IT WAS 1965 AND I WAS TEN. It was a typical summer night at my suburban Orange County home. Our family’s store, (think RiteAid) was about a 30 minute drive from our home, but socially it was decades behind, and that hot summer night the flames of the infamous Watts’ Riots were roaring too close for comfort. I remember the night that my dad got the call that rioters were marching in front of the store. I remember my dad and brother jumping in the truck and heading out to see what they could do to avert too much damage. It was a scary time for all.

From as early as I can remember I was taught that skin color and social ranking were not to be markers of a person’s worth. My dad lived-out that teaching everyday as he opened the doors of his store on Compton Ave. That night in August, 1965, my dad’s faith in the goodness of people, no matter their race or social status, would be put to the test.

Upon driving up to the store my dad and brother found a number of black men with guns at the ready. An even greater dismay occurred when my dad recognised that these were his regular customers, people he had befriended with free items when they were in need. Angered, he jumped from his truck, pistol in hand. As he approached the men they yelled to him, “Mr. Bob! Mr. Bob! Don’t you worry, nobody is going to touch your store. We’re here to protect it!” And protect it they did. The businesses on either side of our store were burned-out, but ours remained untouched.

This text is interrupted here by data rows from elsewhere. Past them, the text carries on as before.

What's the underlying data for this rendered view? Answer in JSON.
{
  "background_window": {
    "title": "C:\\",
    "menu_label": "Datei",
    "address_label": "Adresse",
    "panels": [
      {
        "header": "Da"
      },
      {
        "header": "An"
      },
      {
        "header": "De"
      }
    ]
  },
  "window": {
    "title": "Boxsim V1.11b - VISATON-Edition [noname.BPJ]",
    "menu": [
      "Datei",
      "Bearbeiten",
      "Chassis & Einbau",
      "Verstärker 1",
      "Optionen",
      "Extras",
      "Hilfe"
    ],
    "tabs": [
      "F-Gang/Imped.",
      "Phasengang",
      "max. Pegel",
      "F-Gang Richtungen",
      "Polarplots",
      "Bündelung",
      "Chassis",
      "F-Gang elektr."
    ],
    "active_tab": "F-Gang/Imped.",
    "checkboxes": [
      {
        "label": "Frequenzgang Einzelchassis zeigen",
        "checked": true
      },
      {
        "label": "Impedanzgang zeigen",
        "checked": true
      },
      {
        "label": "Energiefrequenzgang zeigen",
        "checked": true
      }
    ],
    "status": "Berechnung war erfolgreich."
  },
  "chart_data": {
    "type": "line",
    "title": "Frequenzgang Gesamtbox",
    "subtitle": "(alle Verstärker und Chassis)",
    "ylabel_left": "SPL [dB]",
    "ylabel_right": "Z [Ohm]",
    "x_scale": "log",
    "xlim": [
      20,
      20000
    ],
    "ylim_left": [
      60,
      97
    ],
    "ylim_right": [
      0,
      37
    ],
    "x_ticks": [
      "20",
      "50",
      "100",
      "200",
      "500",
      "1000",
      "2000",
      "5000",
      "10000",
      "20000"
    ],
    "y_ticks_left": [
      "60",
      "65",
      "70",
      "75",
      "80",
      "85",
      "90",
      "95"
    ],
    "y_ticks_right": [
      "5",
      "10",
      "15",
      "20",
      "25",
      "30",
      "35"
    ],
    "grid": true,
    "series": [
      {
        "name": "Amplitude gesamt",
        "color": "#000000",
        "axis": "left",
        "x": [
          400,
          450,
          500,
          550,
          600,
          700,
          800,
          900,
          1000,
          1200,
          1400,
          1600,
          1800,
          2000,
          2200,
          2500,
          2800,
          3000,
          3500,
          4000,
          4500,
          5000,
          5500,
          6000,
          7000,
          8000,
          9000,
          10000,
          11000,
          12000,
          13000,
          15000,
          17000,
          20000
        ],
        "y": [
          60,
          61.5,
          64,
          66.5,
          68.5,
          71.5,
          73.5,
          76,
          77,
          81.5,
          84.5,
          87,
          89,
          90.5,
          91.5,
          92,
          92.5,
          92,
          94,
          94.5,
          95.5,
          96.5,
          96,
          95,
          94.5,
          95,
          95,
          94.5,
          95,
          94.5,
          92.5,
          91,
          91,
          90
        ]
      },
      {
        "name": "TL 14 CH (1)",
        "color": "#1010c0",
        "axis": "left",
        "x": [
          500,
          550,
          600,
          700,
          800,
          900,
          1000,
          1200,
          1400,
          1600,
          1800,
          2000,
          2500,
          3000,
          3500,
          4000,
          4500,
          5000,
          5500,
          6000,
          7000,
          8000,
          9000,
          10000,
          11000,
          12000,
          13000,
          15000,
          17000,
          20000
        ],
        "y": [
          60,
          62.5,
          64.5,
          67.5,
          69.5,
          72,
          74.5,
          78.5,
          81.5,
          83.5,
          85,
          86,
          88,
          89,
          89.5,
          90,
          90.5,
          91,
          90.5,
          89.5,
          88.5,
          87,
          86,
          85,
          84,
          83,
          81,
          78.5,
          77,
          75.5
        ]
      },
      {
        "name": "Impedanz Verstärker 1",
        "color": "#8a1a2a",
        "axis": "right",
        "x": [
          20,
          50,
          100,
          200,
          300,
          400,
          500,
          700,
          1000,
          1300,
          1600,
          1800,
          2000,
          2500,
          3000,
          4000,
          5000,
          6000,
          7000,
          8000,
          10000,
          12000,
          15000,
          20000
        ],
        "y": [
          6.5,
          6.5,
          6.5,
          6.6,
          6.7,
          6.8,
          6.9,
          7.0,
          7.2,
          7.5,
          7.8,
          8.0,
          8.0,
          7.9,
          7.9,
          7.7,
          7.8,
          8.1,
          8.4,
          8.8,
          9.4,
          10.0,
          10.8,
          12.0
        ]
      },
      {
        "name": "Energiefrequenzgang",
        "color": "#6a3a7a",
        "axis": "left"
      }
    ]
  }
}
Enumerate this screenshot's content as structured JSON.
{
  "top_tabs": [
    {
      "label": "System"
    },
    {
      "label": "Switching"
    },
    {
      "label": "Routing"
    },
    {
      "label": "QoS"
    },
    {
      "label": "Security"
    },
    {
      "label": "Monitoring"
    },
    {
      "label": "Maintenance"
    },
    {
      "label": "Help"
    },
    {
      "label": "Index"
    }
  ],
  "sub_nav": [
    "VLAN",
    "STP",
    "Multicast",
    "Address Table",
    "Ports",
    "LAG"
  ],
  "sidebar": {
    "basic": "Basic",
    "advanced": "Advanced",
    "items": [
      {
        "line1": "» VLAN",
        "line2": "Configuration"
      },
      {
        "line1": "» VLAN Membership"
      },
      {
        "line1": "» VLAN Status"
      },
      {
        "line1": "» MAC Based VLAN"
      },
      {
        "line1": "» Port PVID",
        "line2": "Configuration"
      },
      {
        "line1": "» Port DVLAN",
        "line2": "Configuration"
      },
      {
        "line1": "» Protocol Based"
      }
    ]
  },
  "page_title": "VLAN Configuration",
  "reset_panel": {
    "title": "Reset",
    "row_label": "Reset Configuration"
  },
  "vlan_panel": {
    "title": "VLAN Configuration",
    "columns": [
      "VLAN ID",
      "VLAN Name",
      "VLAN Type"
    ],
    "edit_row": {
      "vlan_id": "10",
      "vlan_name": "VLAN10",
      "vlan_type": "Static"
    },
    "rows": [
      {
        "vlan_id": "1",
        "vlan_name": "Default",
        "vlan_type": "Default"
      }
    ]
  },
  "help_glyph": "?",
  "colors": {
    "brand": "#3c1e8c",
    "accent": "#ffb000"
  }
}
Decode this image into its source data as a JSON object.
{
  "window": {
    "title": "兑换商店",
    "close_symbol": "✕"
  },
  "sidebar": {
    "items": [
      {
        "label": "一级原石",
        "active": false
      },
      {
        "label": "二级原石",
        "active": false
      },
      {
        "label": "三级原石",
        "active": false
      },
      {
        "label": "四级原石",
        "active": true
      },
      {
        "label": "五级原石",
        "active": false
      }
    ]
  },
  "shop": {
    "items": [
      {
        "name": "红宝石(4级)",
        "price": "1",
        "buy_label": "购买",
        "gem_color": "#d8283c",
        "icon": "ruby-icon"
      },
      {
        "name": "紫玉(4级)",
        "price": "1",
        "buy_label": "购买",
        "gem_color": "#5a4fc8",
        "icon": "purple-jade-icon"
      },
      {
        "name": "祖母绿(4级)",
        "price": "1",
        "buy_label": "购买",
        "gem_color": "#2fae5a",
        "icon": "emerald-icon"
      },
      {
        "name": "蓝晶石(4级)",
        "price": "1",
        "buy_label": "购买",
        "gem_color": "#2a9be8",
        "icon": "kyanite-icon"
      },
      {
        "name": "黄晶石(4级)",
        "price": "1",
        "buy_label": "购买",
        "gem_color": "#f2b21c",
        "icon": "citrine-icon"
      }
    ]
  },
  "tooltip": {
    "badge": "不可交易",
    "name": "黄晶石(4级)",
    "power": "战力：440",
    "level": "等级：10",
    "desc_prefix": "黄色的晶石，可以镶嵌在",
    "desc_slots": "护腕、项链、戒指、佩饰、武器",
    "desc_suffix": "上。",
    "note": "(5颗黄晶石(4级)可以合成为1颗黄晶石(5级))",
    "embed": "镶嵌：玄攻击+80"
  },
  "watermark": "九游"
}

It was in the midst of the riot that the true nature of people was released. Yes, some rose to cause damage and hurt, be they white or black, and yet others rose-up to show that the color of one’s skin was not to be the determining mark of one’s heart.

As followers of Jesus Christ we are in a riot zone. But we are not called to be rioters, fighting for what we think are our rights, but rather reconcilers, living for what is truth. In the Scriptures we read, “And God reconciled us to Himself through Christ Jesus and gave us the ministry of reconciliation: that God was reconciling the world to Himself in Christ,  not counting people’s sins against them. And He has committed to us the ministry of reconciliation.” (2 Corinthians 5:18-19)  

Let us all then live out the reconciling reconciled life everyday in everyway.